The first element that must be present to prove that a doctor’s actions constitute medical malpractice is demonstrating that they owed a victim a duty of care. To do this, a New Jersey medical malpractice attorney needs to prove that a medical professional owed you a certain standard of care and what that standard entails. Generally, the standard of care refers to the proper response medical professionals should have and what treatment they should provide based on your condition. As the standard of care varies on a case-by-case basis, your attorney can evaluate your case by speaking with other doctors and medical experts.
The second element your New Jersey attorney must prove in a medical malpractice case is that your doctor breached their duty of care. Simply put, if a doctor fails to uphold the standard of care while treating you, they are in breach of their owed duty of care. Generally, a Newark personal injury attorney will prove this by enlisting help from medical experts. Pinpointing a doctor’s negligence can be extremely difficult and often requires the resources and skill of an experienced lawyer.
The third element that must be present to prove a New Jersey doctor’s actions constitute medical malpractice is proof of injuries. Your attorney must prove that a New Jersey doctor’s negligence directly caused your injuries. To achieve this, your lawyer may enlist medical experts’ help and compile proof demonstrating your declining condition. Proving the link between a New Jersey doctor’s negligence and a victim’s injuries is crucial in proving that a doctor’s actions constitute medical malpractice.
The fourth and final element necessary in all New Jersey medical malpractice lawsuits is that a victim suffered real damages. Generally, this means that a victim requires additional medical treatment or compensation for lost wages due to a negligent medical professional’s actions.
Ask Our Lawyers About What Constitutes Medical Malpractice in New Jersey
If you’re unsure whether or not your doctor’s actions constitute medical malpractice, ask our lawyers.
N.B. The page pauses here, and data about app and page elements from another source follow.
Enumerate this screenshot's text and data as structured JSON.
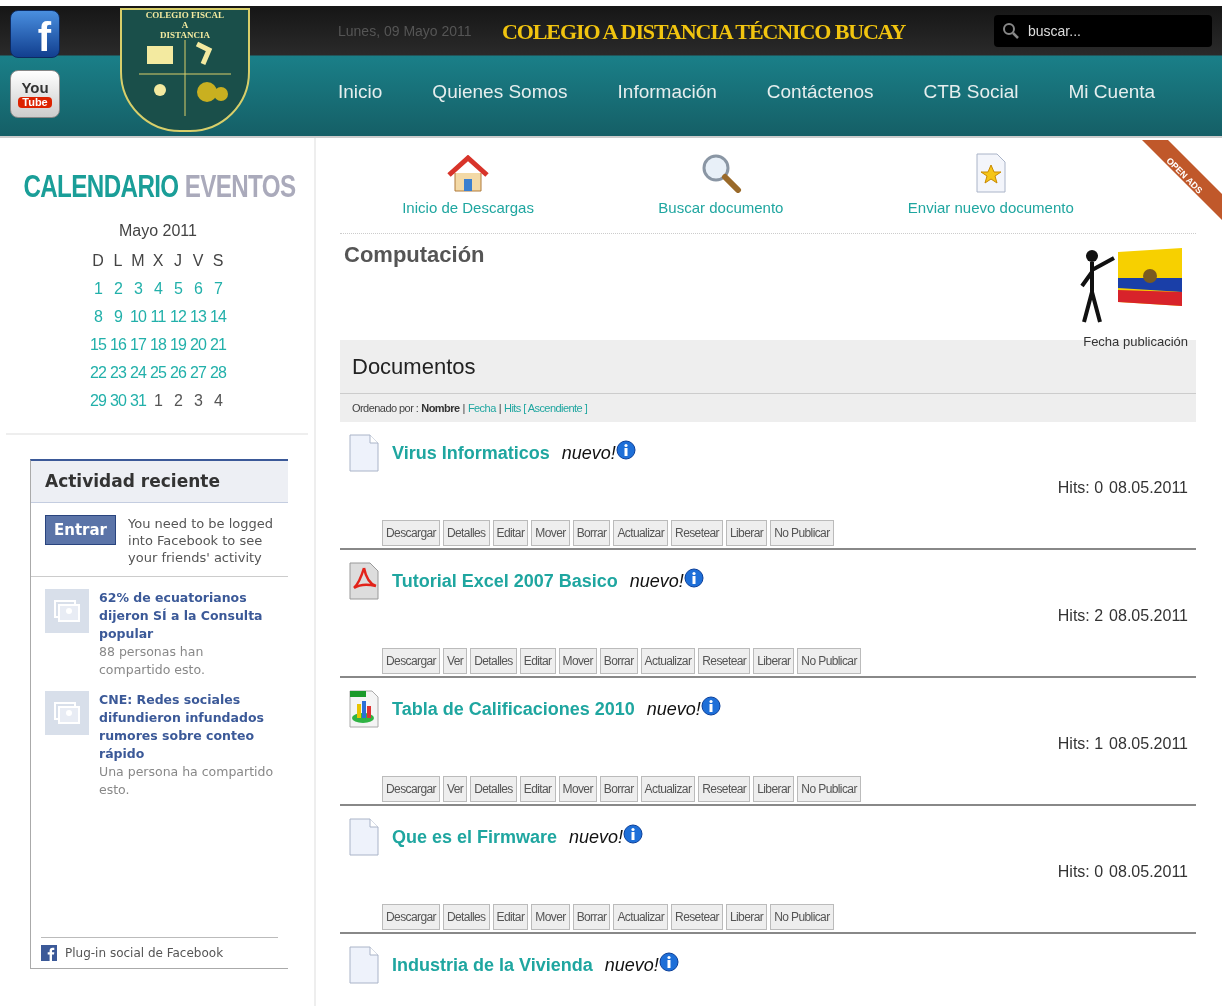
{
  "header": {
    "social": [
      {
        "kind": "facebook",
        "label": "f"
      },
      {
        "kind": "youtube",
        "label": "You",
        "label2": "Tube"
      }
    ],
    "crest": {
      "line1": "COLEGIO FISCAL",
      "line2": "A",
      "line3": "DISTANCIA"
    },
    "date": "Lunes, 09 Mayo 2011",
    "title": "COLEGIO A DISTANCIA TÉCNICO BUCAY",
    "search": {
      "placeholder": "buscar..."
    },
    "nav": [
      {
        "label": "Inicio"
      },
      {
        "label": "Quienes Somos"
      },
      {
        "label": "Información"
      },
      {
        "label": "Contáctenos"
      },
      {
        "label": "CTB Social"
      },
      {
        "label": "Mi Cuenta"
      }
    ]
  },
  "calendar": {
    "title_a": "CALENDARIO",
    "title_b": "EVENTOS",
    "month": "Mayo 2011",
    "weekdays": [
      "D",
      "L",
      "M",
      "X",
      "J",
      "V",
      "S"
    ],
    "weeks": [
      [
        {
          "day": "1",
          "other_month": false
        },
        {
          "day": "2",
          "other_month": false
        },
        {
          "day": "3",
          "other_month": false
        },
        {
          "day": "4",
          "other_month": false
        },
        {
          "day": "5",
          "other_month": false
        },
        {
          "day": "6",
          "other_month": false
        },
        {
          "day": "7",
          "other_month": false
        }
      ],
      [
        {
          "day": "8",
          "other_month": false
        },
        {
          "day": "9",
          "other_month": false
        },
        {
          "day": "10",
          "other_month": false
        },
        {
          "day": "11",
          "other_month": false
        },
        {
          "day": "12",
          "other_month": false
        },
        {
          "day": "13",
          "other_month": false
        },
        {
          "day": "14",
          "other_month": false
        }
      ],
      [
        {
          "day": "15",
          "other_month": false
        },
        {
          "day": "16",
          "other_month": false
        },
        {
          "day": "17",
          "other_month": false
        },
        {
          "day": "18",
          "other_month": false
        },
        {
          "day": "19",
          "other_month": false
        },
        {
          "day": "20",
          "other_month": false
        },
        {
          "day": "21",
          "other_month": false
        }
      ],
      [
        {
          "day": "22",
          "other_month": false
        },
        {
          "day": "23",
          "other_month": false
        },
        {
          "day": "24",
          "other_month": false
        },
        {
          "day": "25",
          "other_month": false
        },
        {
          "day": "26",
          "other_month": false
        },
        {
          "day": "27",
          "other_month": false
        },
        {
          "day": "28",
          "other_month": false
        }
      ],
      [
        {
          "day": "29",
          "other_month": false
        },
        {
          "day": "30",
          "other_month": false
        },
        {
          "day": "31",
          "other_month": false
        },
        {
          "day": "1",
          "other_month": true
        },
        {
          "day": "2",
          "other_month": true
        },
        {
          "day": "3",
          "other_month": true
        },
        {
          "day": "4",
          "other_month": true
        }
      ]
    ]
  },
  "facebook_widget": {
    "title": "Actividad reciente",
    "login_button": "Entrar",
    "login_text": "You need to be logged into Facebook to see your friends' activity",
    "stories": [
      {
        "headline": "62% de ecuatorianos dijeron SÍ a la Consulta popular",
        "shares": "88 personas han compartido esto."
      },
      {
        "headline": "CNE: Redes sociales difundieron infundados rumores sobre conteo rápido",
        "shares": "Una persona ha compartido esto."
      }
    ],
    "footer": "Plug-in social de Facebook"
  },
  "toolbar": [
    {
      "kind": "home",
      "label": "Inicio de Descargas"
    },
    {
      "kind": "search",
      "label": "Buscar documento"
    },
    {
      "kind": "upload",
      "label": "Enviar nuevo documento"
    }
  ],
  "ribbon": "OPEN ADS",
  "category": {
    "title": "Computación",
    "image_caption": "Fecha publicación"
  },
  "documents": {
    "title": "Documentos",
    "sort_label": "Ordenado por :",
    "sort_separator": "|",
    "sort_options": [
      {
        "label": "Nombre",
        "selected": true
      },
      {
        "label": "Fecha",
        "selected": false
      },
      {
        "label": "Hits [ Ascendiente ]",
        "selected": false
      }
    ],
    "items": [
      {
        "kind": "generic",
        "name": "Virus Informaticos",
        "badge": "nuevo!",
        "hits": "Hits: 0",
        "date": "08.05.2011",
        "actions": [
          "Descargar",
          "Detalles",
          "Editar",
          "Mover",
          "Borrar",
          "Actualizar",
          "Resetear",
          "Liberar",
          "No Publicar"
        ]
      },
      {
        "kind": "pdf",
        "name": "Tutorial Excel 2007 Basico",
        "badge": "nuevo!",
        "hits": "Hits: 2",
        "date": "08.05.2011",
        "actions": [
          "Descargar",
          "Ver",
          "Detalles",
          "Editar",
          "Mover",
          "Borrar",
          "Actualizar",
          "Resetear",
          "Liberar",
          "No Publicar"
        ]
      },
      {
        "kind": "xls",
        "name": "Tabla de Calificaciones 2010",
        "badge": "nuevo!",
        "hits": "Hits: 1",
        "date": "08.05.2011",
        "actions": [
          "Descargar",
          "Ver",
          "Detalles",
          "Editar",
          "Mover",
          "Borrar",
          "Actualizar",
          "Resetear",
          "Liberar",
          "No Publicar"
        ]
      },
      {
        "kind": "generic",
        "name": "Que es el Firmware",
        "badge": "nuevo!",
        "hits": "Hits: 0",
        "date": "08.05.2011",
        "actions": [
          "Descargar",
          "Detalles",
          "Editar",
          "Mover",
          "Borrar",
          "Actualizar",
          "Resetear",
          "Liberar",
          "No Publicar"
        ]
      },
      {
        "kind": "generic",
        "name": "Industria de la Vivienda",
        "badge": "nuevo!"
      }
    ]
  }
}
For a free case evaluation with the Paterson personal injury attorneys at Legal Care, call today at (732) 838-9769.